Santa worked the crowd for a while, patting little kids’ heads and asking them if they had been good. He eventually found his way back to his chair and sat down with considerable relief. After a few deep breaths to center himself, he turned to the wide-eyed girl in the taffeta dress.

“And what do you want for Christmas, little girl?” he asked.

 

Featured image: Shutterstock

Become a Saturday Evening Post member and enjoy unlimited access. Subscribe now

Recommended

Comments

  1. I enjoyed this story, Robert. The conversational style was great. Even though much of it was ‘out there’ it never got too much so. You reigned it back to that atrocious mother and son very well. I liked the attempts Santa made to please and appease this boy and his mother.
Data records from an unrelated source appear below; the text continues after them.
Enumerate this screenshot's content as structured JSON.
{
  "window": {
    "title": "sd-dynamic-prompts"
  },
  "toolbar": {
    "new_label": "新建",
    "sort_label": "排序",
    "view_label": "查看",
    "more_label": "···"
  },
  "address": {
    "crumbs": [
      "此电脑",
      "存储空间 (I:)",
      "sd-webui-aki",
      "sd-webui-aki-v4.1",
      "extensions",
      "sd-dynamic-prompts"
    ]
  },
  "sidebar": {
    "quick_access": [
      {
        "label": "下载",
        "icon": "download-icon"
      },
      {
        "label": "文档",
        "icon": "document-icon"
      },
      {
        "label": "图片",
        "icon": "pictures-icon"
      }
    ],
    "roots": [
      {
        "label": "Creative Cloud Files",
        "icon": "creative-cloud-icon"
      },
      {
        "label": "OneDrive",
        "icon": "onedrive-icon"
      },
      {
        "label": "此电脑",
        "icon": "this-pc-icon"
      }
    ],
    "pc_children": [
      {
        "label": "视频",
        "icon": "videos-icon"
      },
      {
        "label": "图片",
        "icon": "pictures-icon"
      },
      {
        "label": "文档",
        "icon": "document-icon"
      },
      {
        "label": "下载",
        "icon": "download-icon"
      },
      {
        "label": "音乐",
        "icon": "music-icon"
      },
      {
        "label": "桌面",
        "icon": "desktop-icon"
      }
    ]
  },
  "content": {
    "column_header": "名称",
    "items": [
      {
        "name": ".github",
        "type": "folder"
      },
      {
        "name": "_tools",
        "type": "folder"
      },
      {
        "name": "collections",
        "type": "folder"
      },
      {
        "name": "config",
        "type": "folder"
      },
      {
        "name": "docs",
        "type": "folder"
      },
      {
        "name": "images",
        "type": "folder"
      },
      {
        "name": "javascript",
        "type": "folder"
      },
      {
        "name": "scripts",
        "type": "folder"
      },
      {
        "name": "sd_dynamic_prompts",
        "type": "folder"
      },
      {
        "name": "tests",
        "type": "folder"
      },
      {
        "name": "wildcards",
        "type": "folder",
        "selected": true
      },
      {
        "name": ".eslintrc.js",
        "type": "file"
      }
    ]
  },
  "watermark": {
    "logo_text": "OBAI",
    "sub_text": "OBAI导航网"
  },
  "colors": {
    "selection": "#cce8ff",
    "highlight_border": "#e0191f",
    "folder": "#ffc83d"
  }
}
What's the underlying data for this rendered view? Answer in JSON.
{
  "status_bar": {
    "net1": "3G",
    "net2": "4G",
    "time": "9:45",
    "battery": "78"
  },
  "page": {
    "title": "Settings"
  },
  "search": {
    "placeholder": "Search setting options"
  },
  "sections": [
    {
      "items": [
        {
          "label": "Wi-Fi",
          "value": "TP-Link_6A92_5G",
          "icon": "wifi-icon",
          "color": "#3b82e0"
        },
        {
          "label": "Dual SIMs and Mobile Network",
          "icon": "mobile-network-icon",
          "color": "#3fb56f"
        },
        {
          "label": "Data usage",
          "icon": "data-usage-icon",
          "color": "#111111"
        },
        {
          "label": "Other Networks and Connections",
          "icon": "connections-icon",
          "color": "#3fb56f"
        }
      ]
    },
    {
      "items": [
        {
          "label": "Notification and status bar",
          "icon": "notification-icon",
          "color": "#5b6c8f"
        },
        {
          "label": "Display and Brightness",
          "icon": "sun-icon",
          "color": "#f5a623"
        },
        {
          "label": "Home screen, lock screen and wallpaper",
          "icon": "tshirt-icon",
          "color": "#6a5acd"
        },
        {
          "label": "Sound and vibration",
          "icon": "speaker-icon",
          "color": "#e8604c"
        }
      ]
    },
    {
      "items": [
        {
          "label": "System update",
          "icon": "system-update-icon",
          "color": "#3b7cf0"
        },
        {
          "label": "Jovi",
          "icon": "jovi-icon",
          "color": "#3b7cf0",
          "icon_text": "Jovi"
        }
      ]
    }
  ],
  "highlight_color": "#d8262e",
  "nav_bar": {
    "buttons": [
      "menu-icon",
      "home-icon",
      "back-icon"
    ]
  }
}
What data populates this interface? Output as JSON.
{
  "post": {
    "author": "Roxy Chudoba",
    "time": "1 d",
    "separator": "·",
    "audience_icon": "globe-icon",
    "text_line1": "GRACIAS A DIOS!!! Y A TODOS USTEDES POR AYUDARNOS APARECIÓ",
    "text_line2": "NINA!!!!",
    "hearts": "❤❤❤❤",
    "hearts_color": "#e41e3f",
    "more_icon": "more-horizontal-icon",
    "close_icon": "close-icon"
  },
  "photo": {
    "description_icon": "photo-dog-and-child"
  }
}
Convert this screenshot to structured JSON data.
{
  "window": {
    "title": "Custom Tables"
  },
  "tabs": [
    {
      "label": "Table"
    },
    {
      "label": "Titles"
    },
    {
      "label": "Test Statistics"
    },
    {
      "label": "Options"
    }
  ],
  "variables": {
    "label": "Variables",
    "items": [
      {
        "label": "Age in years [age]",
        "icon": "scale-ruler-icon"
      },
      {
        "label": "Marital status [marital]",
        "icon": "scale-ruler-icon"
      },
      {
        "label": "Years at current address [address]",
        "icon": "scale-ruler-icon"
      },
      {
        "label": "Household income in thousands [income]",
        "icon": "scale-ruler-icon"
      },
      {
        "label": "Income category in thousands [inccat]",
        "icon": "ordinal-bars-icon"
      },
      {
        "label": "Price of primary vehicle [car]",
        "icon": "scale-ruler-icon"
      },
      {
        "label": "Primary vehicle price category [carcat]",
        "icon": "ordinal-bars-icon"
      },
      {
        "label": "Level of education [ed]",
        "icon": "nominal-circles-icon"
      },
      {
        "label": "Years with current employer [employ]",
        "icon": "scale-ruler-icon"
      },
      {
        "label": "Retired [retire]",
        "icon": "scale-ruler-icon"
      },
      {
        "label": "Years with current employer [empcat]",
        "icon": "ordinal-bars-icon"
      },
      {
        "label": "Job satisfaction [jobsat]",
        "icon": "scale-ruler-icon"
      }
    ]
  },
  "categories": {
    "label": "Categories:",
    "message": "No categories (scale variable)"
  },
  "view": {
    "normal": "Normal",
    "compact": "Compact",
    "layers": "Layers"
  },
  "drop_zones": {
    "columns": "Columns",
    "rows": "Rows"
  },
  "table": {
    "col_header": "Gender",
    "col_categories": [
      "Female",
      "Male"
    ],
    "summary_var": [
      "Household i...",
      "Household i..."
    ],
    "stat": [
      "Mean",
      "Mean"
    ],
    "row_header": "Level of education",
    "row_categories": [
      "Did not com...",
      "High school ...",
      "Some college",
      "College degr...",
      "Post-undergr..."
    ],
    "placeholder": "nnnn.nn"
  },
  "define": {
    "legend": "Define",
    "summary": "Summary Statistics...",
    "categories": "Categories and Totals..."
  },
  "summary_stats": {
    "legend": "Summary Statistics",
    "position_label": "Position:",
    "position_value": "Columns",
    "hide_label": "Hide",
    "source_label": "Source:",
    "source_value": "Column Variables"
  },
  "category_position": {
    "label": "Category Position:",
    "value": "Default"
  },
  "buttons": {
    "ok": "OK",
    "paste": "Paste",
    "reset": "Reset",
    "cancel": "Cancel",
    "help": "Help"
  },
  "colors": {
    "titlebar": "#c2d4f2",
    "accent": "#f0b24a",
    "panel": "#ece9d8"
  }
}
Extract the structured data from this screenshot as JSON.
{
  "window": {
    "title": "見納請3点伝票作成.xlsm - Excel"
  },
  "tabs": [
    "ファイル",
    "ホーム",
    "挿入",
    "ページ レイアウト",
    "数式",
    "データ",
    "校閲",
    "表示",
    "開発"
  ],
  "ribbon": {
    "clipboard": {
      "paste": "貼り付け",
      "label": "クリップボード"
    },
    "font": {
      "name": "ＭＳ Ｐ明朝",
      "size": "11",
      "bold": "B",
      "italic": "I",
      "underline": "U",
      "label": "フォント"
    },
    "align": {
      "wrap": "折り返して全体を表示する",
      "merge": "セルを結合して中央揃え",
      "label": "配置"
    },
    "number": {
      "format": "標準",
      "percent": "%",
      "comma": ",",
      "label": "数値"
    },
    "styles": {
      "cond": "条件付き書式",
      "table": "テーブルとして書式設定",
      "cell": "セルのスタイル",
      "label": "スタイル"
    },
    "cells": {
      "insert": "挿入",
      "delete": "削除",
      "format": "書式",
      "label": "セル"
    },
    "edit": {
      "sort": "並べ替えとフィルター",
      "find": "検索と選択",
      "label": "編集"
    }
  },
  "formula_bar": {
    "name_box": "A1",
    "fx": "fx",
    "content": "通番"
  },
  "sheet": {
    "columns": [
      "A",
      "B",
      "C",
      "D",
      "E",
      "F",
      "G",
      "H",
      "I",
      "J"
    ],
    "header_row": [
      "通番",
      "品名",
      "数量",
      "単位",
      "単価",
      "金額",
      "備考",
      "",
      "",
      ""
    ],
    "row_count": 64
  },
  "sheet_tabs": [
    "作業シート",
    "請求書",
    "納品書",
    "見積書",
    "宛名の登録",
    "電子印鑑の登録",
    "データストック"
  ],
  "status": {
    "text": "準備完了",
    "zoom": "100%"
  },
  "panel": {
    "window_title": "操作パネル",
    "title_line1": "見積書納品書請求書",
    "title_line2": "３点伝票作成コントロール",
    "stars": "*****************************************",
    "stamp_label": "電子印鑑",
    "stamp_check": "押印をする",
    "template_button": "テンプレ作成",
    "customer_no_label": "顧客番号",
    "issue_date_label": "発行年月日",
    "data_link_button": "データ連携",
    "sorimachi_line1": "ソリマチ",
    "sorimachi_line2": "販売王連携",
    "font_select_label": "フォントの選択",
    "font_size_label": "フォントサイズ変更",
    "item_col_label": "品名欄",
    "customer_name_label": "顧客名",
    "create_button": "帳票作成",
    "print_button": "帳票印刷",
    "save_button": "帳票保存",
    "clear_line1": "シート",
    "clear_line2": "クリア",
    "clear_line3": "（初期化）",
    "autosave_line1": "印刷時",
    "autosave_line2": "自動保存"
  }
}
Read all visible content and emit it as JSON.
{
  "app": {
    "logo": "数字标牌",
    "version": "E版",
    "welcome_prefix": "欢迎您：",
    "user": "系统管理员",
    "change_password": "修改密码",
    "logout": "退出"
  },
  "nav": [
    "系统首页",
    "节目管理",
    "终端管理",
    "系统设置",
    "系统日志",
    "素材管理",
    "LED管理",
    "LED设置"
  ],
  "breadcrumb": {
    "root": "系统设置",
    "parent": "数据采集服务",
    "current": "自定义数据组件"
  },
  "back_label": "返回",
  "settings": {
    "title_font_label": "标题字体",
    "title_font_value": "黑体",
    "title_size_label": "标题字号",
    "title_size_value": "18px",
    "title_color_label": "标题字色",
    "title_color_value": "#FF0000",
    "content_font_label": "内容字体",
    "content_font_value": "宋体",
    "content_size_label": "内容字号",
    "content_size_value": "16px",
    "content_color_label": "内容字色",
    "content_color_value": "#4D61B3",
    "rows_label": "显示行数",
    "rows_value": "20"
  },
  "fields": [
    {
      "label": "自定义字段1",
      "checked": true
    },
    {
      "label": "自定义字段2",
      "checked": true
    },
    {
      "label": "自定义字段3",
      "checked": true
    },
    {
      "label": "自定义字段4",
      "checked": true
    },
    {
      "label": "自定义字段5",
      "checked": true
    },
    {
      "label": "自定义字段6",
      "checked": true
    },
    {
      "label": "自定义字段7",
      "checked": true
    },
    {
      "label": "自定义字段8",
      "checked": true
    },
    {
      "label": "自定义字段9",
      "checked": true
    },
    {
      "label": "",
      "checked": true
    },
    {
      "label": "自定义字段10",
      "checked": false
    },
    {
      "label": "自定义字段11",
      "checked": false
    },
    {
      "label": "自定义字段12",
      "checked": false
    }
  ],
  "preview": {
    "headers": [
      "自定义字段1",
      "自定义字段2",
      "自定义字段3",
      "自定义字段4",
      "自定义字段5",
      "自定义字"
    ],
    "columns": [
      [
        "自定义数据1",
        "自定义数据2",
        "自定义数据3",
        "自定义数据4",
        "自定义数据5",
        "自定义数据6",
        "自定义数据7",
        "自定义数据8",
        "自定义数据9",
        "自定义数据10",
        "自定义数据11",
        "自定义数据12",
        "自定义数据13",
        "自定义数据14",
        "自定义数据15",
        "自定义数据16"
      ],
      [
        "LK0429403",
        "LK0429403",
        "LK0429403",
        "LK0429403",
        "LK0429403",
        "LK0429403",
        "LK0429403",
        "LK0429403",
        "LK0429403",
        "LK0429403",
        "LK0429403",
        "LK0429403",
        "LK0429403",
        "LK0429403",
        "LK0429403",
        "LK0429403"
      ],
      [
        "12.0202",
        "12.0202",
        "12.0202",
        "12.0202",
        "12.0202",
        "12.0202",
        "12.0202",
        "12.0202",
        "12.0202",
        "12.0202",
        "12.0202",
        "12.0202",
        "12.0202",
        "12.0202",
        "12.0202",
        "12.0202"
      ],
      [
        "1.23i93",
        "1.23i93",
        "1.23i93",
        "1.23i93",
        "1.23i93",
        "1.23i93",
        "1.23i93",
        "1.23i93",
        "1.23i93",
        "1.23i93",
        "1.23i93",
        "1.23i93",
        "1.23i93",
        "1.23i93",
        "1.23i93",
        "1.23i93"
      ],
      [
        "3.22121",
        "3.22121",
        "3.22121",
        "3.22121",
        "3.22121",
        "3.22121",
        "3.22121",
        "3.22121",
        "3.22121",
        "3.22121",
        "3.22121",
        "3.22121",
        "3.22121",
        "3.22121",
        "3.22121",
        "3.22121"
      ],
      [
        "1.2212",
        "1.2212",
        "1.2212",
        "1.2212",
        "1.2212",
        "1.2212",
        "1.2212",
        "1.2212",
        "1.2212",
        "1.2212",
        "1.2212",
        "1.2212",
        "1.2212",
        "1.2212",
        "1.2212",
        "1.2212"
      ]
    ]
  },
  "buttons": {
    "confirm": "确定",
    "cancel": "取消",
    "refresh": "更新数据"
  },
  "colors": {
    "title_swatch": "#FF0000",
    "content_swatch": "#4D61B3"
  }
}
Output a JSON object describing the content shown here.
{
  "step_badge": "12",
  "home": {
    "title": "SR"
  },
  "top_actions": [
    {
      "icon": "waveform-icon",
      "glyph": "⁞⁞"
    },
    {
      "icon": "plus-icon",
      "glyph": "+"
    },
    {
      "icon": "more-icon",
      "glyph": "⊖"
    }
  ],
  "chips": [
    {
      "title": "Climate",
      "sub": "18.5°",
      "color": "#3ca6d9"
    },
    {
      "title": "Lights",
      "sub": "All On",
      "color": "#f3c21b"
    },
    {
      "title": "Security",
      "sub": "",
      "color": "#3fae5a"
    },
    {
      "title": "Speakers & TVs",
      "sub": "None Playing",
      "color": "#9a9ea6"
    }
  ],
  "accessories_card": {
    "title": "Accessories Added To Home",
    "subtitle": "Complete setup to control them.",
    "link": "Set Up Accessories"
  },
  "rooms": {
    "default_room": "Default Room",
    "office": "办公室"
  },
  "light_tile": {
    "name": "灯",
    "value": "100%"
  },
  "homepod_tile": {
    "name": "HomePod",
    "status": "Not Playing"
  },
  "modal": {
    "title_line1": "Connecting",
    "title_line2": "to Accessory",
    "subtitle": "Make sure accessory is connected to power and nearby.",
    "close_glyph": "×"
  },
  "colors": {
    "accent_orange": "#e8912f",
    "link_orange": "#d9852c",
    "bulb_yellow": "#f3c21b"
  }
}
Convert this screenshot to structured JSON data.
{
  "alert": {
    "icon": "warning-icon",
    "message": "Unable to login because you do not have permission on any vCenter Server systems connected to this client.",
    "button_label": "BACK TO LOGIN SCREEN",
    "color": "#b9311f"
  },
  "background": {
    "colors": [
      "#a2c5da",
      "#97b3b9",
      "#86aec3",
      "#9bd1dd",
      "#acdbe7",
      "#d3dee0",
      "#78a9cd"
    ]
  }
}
    I mean really, what the hell is a department store Santa to do (especially in THESE times) other than what your character did. I don’t know whether you ever did this once upon a time or knew someone that did, but you did a wonderful job.

    One of my first jobs was at a photo studio called ‘Clock Stoppers’ around ’79, as a baby photographer’s assistant which entailed getting babies to smile. Usually of the tot by themselves with a pleasant background. Sometimes it was easy, other times not so much. We had props that helped. Distractions usually led to smiles. Funny faces, being goofy, getting the parents to laugh usually worked. My love of silent films helped too. A few magic tricks.

    Usually is the key word. You just never know. The worst is when one starts to cry because it leads to others after. Never thinking this idea would work, I suggested we get a photo of Jason or Jennifer crying as a novelty idea if nothing else worked, plus they’d have fun stories for YEARS! It did work here and there. If not, we’d reschedule. Mostly it was a lot of fun. Being Santa, maybe sometimes. I’d always fear a kid like Horace jumping on my lap, hitting ‘that’ spot. Oh no.

Reply

Your email address will not be published.